Publicity stunts and athletic competitions have been a part of the Red Bull brand since 1988 when the Austrian branch of the company began the Red Bull Dolomitenmann, an intense relay event including mountain running, biking, paragliding, and kayaking. In the years since, the brand found new ways to get involved in sports, from owning football clubs in Europe to sponsoring kite sailing expeditions to Cuba. As a business technique, the events were and are prime brand exposure territory.

“We’d take the event and we’d make that a bonfire,” Trent said.

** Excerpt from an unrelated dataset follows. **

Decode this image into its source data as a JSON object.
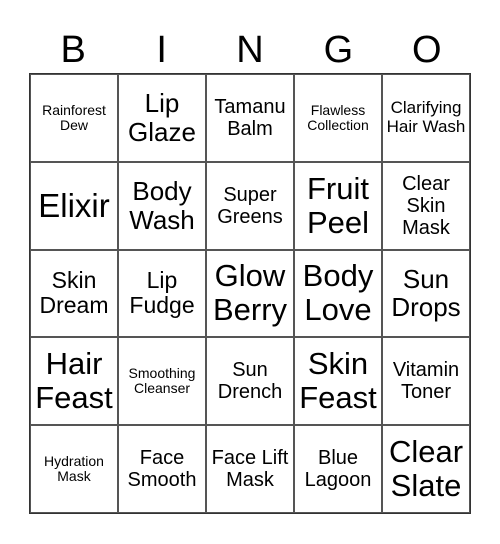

Whenever Red Bull hosted an event, such as their annual Flugtag, the company would reach out to every retailer and on premise account in area surrounding the event to participate in the publicity, Trent said. More remote events, such as those taking place in remote regions deserts, could also be a good means of getting Red Bull featured on TV in the days before going viral on social media was a prime means of building a brand.


While Monster can sometimes outsell Red Bull in the U.S., the brand is still the number one energy drink worldwide, with few signs of that title slipping away. But according to analyst Howard Telford at Euromonitor, even as the energy category has been entrenched, that doesn’t mean there aren’t outside challenges that could chip into Red Bull’s bottom line.

The wellness wave of consumers looking for better-for-you beverages may prove to be a big challenge to the energy category. According to Telford, Red Bull’s main competition currently is more likely to be coming from products like functional waters and innovation in ready-to-drink coffee.

And even though Red Bull is now a household name, it still struggles with some of the same consumer hesitations it had back in the ‘90s.

“Believe it or not I still hear the same things I heard 15 years ago,” Ustick said. “We have older buyers who still have a negative connotation toward energy drinks. There’s still people out there who thinks it kind of faddish or doesn’t fit into their business.”

But 20 years in, Red Bull still remains the face of premium energy drinks, from its physical image (with its slimline can becoming something of an icon) to its brand aesthetic. Much can be learned from the way this billion dollar company built itself from the ground up to create one of the largest beverage categories today, but it can never be done the same way again.